For the purposes of earnings surprise analysis, the team focused on earnings-related measures of quality, such as accruals and earnings stability. In a simulation covering the period starting January 1994 and lasting through June 2020, a strategy that combined composite surprise and earnings quality delivered a 7.7% annual return, vs. 2.5% for a strategy focused solely on composite surprise, and 5.0% for another focused on earnings quality.
“Investors are more likely to reward companies that not only surprise on earnings and revenue but also demonstrate the potential for consistent performance," says Lerner.
A common belief among investors is that combining earnings and revenue surprises is most applicable to smaller companies—liquidity (i.e., how easy the stock is buy and sell quickly) being a key factor. Yet, in their analysis, the researchers found that post-announcement outperformance driven by earnings and revenue surprises tends to persist across all capitalisation categories and trading-volume levels. Put another way, liquidity can’t fully explain earnings-related alpha.
“In fact, our work shows that stocks that beat consensus earnings or revenue expectations tend to outperform stocks that missed expectations over the subsequent one and three months, and this holds true both among liquid and less liquid stocks," Lerner says.
Lerner and his team tested this by looking at the largest 1,500 names in the Russell 3000. Between 1993 and 2004, surprise-driven outperformance was more prominent among smaller and less-liquid stocks. Yet, performance over the past 16 years has been more balanced across different size and liquidity cohorts.
Large/Mid/Small Caps: Standardised Unexpected Earnings Annual Returns
This isn't to say that the one-size approach works in every market environment, across every category of stocks. In their analysis, the team found that earnings-surprise outperformance tends to be higher in down markets, which is also the case for revenue surprises among small- and mid-cap stocks.

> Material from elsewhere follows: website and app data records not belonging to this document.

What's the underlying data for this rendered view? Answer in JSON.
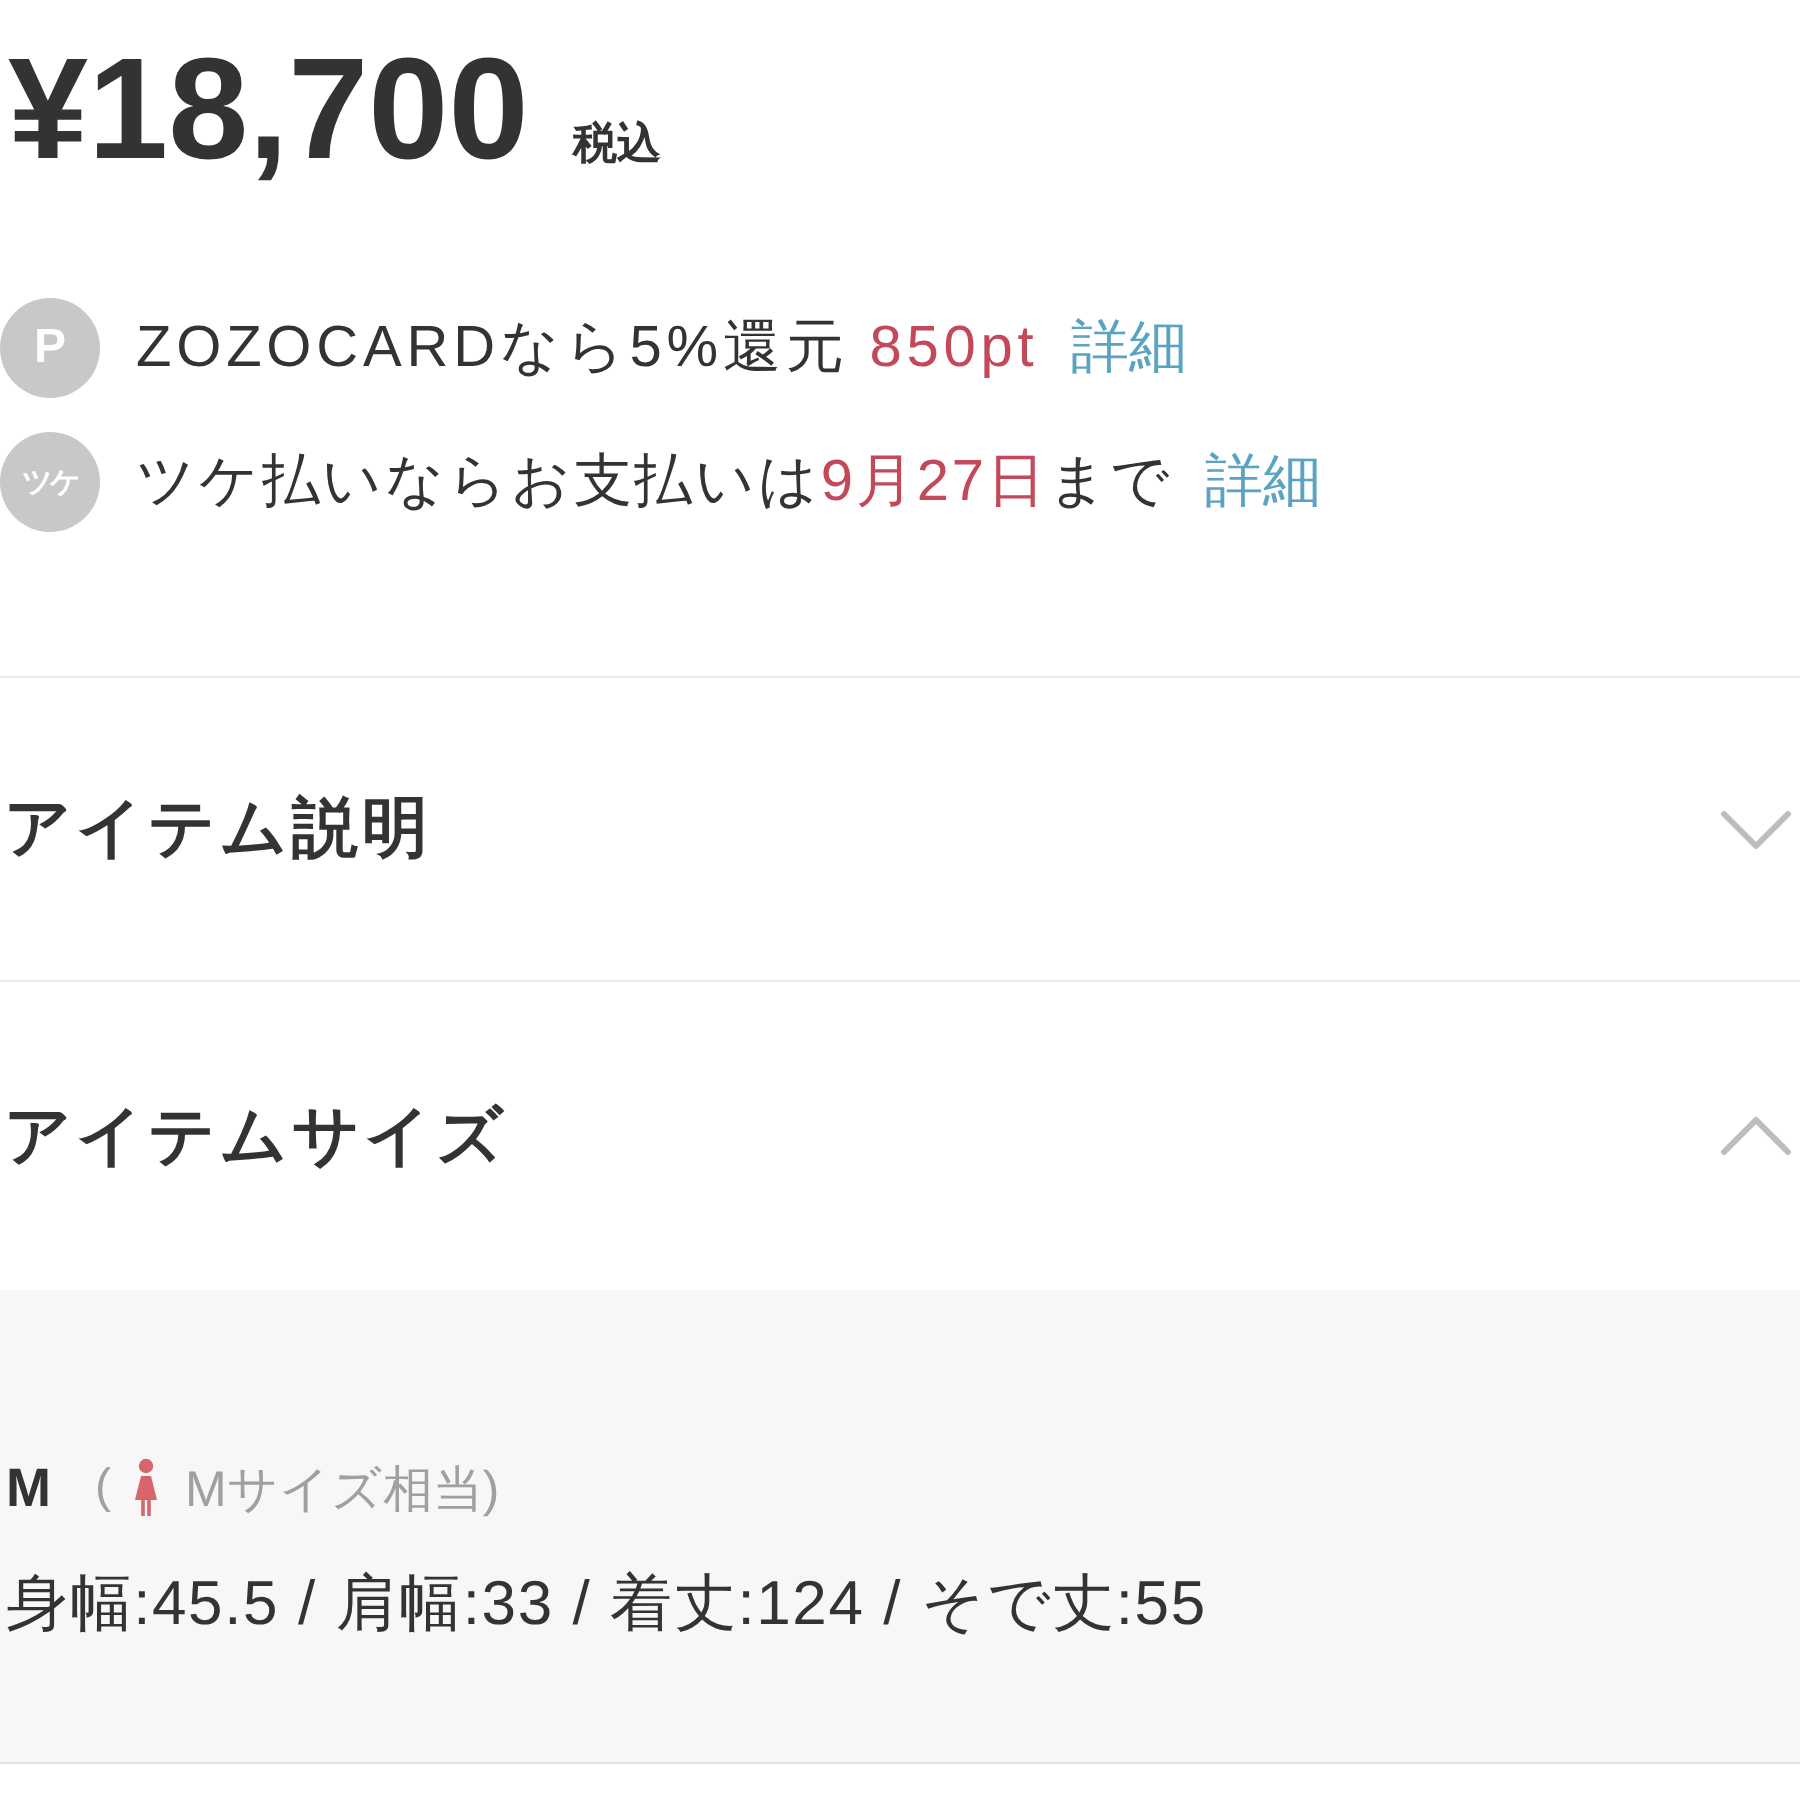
{
  "price": {
    "amount": "¥18,700",
    "tax_note": "税込"
  },
  "benefits": [
    {
      "kind": "points",
      "badge": "P",
      "segments": [
        {
          "text": "ZOZOCARDなら5%還元 ",
          "highlight": false
        },
        {
          "text": "850pt",
          "highlight": true
        }
      ],
      "link": "詳細"
    },
    {
      "kind": "deferred",
      "badge": "ツケ",
      "segments": [
        {
          "text": "ツケ払いならお支払いは",
          "highlight": false
        },
        {
          "text": "9月27日",
          "highlight": true
        },
        {
          "text": "まで",
          "highlight": false
        }
      ],
      "link": "詳細"
    }
  ],
  "sections": [
    {
      "title": "アイテム説明",
      "expanded": false
    },
    {
      "title": "アイテムサイズ",
      "expanded": true,
      "content": {
        "size": "M",
        "note_open": "(",
        "note": "Mサイズ相当)",
        "measurements": "身幅:45.5 / 肩幅:33 / 着丈:124 / そで丈:55"
      }
    }
  ]
}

It's a different story for larger companies, where performance driven by revenue surprises tends to be higher in up markets.
For more Morgan Stanley Research on earnings surprises, speak to your Morgan Stanley financial adviser or representative for the full report, “Finding Alpha in Surprises" (6 Aug, 2020). Plus, more Ideas from Morgan Stanley's thought leaders.